Author(s): Liisa Ilomäki
Affiliation(s): University of Helsinki
Date of publication: May 26, 2016
The Educational Problem
For understanding the phenomena of various subjects more in depth and from several points of view, it would often be useful to invite external experts in schools or organize external visits outside of school for students. There are, however, several problems at school level in using external expertise. Problems are, e.g., how to get in touch with external experts, how to fit visits with the tight time schedule in schools, and how to link the visits meaningfully into the pedagogical curriculum so that the visits are useful, not only an additional or external activity.
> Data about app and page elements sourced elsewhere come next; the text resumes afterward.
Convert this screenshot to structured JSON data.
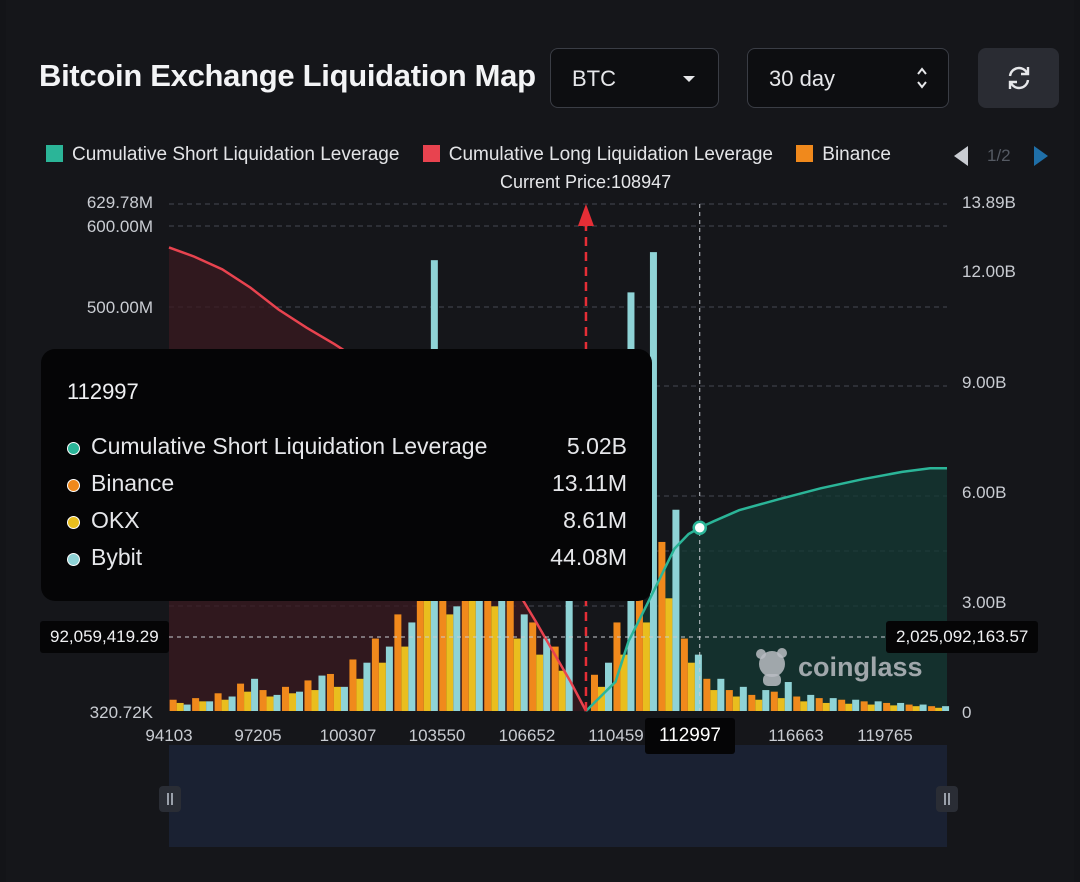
{
  "header": {
    "title": "Bitcoin Exchange Liquidation Map",
    "symbol_select": "BTC",
    "period_select": "30 day"
  },
  "icons": {
    "dropdown": "caret-down-icon",
    "stepper": "up-down-stepper-icon",
    "refresh": "refresh-icon",
    "prev": "triangle-left-icon",
    "next": "triangle-right-icon",
    "watermark": "coinglass-mascot-icon"
  },
  "colors": {
    "short": "#2bb598",
    "long": "#e8434f",
    "binance": "#f0891c",
    "okx": "#e9be1e",
    "bybit": "#8fd3d6",
    "price_line": "#e52e36"
  },
  "legend": {
    "items": [
      {
        "label": "Cumulative Short Liquidation Leverage",
        "color": "#2bb598"
      },
      {
        "label": "Cumulative Long Liquidation Leverage",
        "color": "#e8434f"
      },
      {
        "label": "Binance",
        "color": "#f0891c"
      }
    ],
    "pager": "1/2"
  },
  "current_price_label": "Current Price:108947",
  "tooltip": {
    "title": "112997",
    "rows": [
      {
        "label": "Cumulative Short Liquidation Leverage",
        "value": "5.02B",
        "color": "#2bb598"
      },
      {
        "label": "Binance",
        "value": "13.11M",
        "color": "#f0891c"
      },
      {
        "label": "OKX",
        "value": "8.61M",
        "color": "#e9be1e"
      },
      {
        "label": "Bybit",
        "value": "44.08M",
        "color": "#8fd3d6"
      }
    ]
  },
  "crosshair": {
    "left_value": "92,059,419.29",
    "right_value": "2,025,092,163.57",
    "x_value": "112997"
  },
  "watermark": "coinglass",
  "chart_data": {
    "type": "bar",
    "title": "Bitcoin Exchange Liquidation Map",
    "x_ticks": [
      "94103",
      "97205",
      "100307",
      "103550",
      "106652",
      "110459",
      "112997",
      "116663",
      "119765"
    ],
    "x_range": [
      94103,
      121800
    ],
    "current_price": 108947,
    "y_left_ticks": [
      "629.78M",
      "600.00M",
      "500.00M",
      "320.72K"
    ],
    "y_left_range": [
      320720,
      629780000
    ],
    "y_right_ticks": [
      "13.89B",
      "12.00B",
      "9.00B",
      "6.00B",
      "3.00B",
      "0"
    ],
    "y_right_range": [
      0,
      13890000000
    ],
    "series": [
      {
        "name": "Cumulative Long Liquidation Leverage",
        "type": "area",
        "x": [
          94103,
          95000,
          96000,
          97000,
          98000,
          99000,
          100000,
          100800,
          102000,
          103550,
          105000,
          106000,
          106652,
          107200,
          107800,
          108400,
          108947
        ],
        "y": [
          12.7,
          12.45,
          12.1,
          11.6,
          11.0,
          10.5,
          10.05,
          9.65,
          8.8,
          7.7,
          6.0,
          4.8,
          3.1,
          2.4,
          1.6,
          0.8,
          0.0
        ],
        "unit": "B"
      },
      {
        "name": "Cumulative Short Liquidation Leverage",
        "type": "area",
        "x": [
          108947,
          110000,
          110459,
          111300,
          112100,
          112600,
          112997,
          113500,
          114400,
          115800,
          117300,
          118800,
          120200,
          121200,
          121800
        ],
        "y": [
          0.0,
          0.8,
          1.9,
          3.2,
          4.45,
          4.85,
          5.02,
          5.2,
          5.5,
          5.8,
          6.1,
          6.35,
          6.55,
          6.65,
          6.65
        ],
        "unit": "B"
      },
      {
        "name": "Binance",
        "type": "bar",
        "x": [
          94500,
          95300,
          96100,
          96900,
          97700,
          98500,
          99300,
          100100,
          100900,
          101700,
          102500,
          103300,
          104100,
          104900,
          105700,
          106500,
          107300,
          108100,
          109500,
          110300,
          111100,
          111900,
          112700,
          113500,
          114300,
          115100,
          115900,
          116700,
          117500,
          118300,
          119100,
          119900,
          120700,
          121500
        ],
        "y": [
          14,
          16,
          22,
          34,
          26,
          30,
          38,
          46,
          64,
          90,
          120,
          230,
          180,
          240,
          200,
          140,
          110,
          80,
          45,
          110,
          170,
          210,
          90,
          40,
          26,
          20,
          24,
          18,
          16,
          14,
          12,
          10,
          8,
          6
        ],
        "unit": "M"
      },
      {
        "name": "OKX",
        "type": "bar",
        "x": [
          94500,
          95300,
          96100,
          96900,
          97700,
          98500,
          99300,
          100100,
          100900,
          101700,
          102500,
          103300,
          104100,
          104900,
          105700,
          106500,
          107300,
          108100,
          109500,
          110300,
          111100,
          111900,
          112700,
          113500,
          114300,
          115100,
          115900,
          116700,
          117500,
          118300,
          119100,
          119900,
          120700,
          121500
        ],
        "y": [
          10,
          12,
          14,
          24,
          18,
          22,
          26,
          30,
          40,
          60,
          80,
          150,
          120,
          160,
          130,
          90,
          70,
          50,
          30,
          70,
          110,
          140,
          60,
          26,
          18,
          14,
          16,
          12,
          10,
          9,
          8,
          7,
          6,
          4
        ],
        "unit": "M"
      },
      {
        "name": "Bybit",
        "type": "bar",
        "x": [
          94500,
          95300,
          96100,
          96900,
          97700,
          98500,
          99300,
          100100,
          100900,
          101700,
          102500,
          103300,
          104100,
          104900,
          105700,
          106500,
          107300,
          108100,
          109500,
          110300,
          111100,
          111900,
          112700,
          113500,
          114300,
          115100,
          115900,
          116700,
          117500,
          118300,
          119100,
          119900,
          120700,
          121500
        ],
        "y": [
          8,
          12,
          18,
          40,
          20,
          24,
          44,
          30,
          60,
          80,
          110,
          560,
          130,
          180,
          150,
          120,
          90,
          420,
          60,
          520,
          570,
          250,
          70,
          40,
          30,
          26,
          36,
          20,
          16,
          14,
          12,
          10,
          8,
          6
        ],
        "unit": "M"
      }
    ],
    "grid": true,
    "legend_position": "top"
  }
}
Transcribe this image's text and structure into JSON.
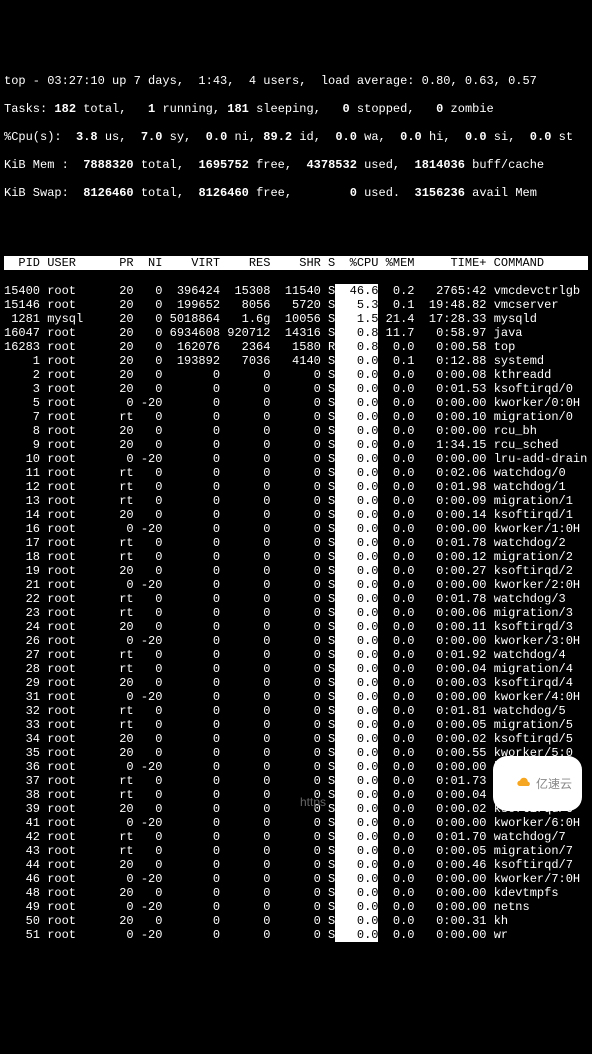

Here are some guidelines for collaborating with external experts in schools:
- Organise only meaningful visits: The visit should always be combined with the course content through student activities: students need to be able to utilise the expertise somehow, e.g., by interviewing external experts to get answers to their project questions, by concrete collaboration with the experts, or by combining the outcomes of a study visit to their school activity. Listening a lecture by an expert only seldom gives added value for the students: tell also to the visiting expert what you expect and help him/her create activities for students (experts are not teachers; they might have only a typical lecture in mind).
- Do not rely only on your own network connections and do not do yourself all the practical organising: Ask the students for their contacts, and make students responsible for organising details of the visits, which supports their engagement in these activities.
- Remember that expertise is everywhere: Usually school needs more contact also to everyday life, not only to professional institutions or companies. Practitioners of various fields are very good contacts and all types of external experts and actors can enrich “school knowledge” of the students.
The contexts where these guidelines can be applied are wide: various types of courses and various subjects. In the following are two examples from an upper secondary school:
- In a Finnish literature course, an old retired lady was telling to students about her reading habits and favorite books using Skype. Students interviewed her during one lesson. The lady was happy that her experiences (expertise) was appreciated and used, the students were enthusiastic and surprised how much someone really reads (and perhaps more motivated to read themselves, too), and the new virtual way used for the interview made the connection easy, cheap and possible.
- In a Psychology course, students did voluntary work in various organisations and communities in order to get material for investigating “good life”. See a more detailed description of the course: Väkeväinen, A.-E. (2016). Voluntary work. A poster presented at the international conference of the KNORK project. Retrieved May 24, 2016 from http://knork.info/website/conference/.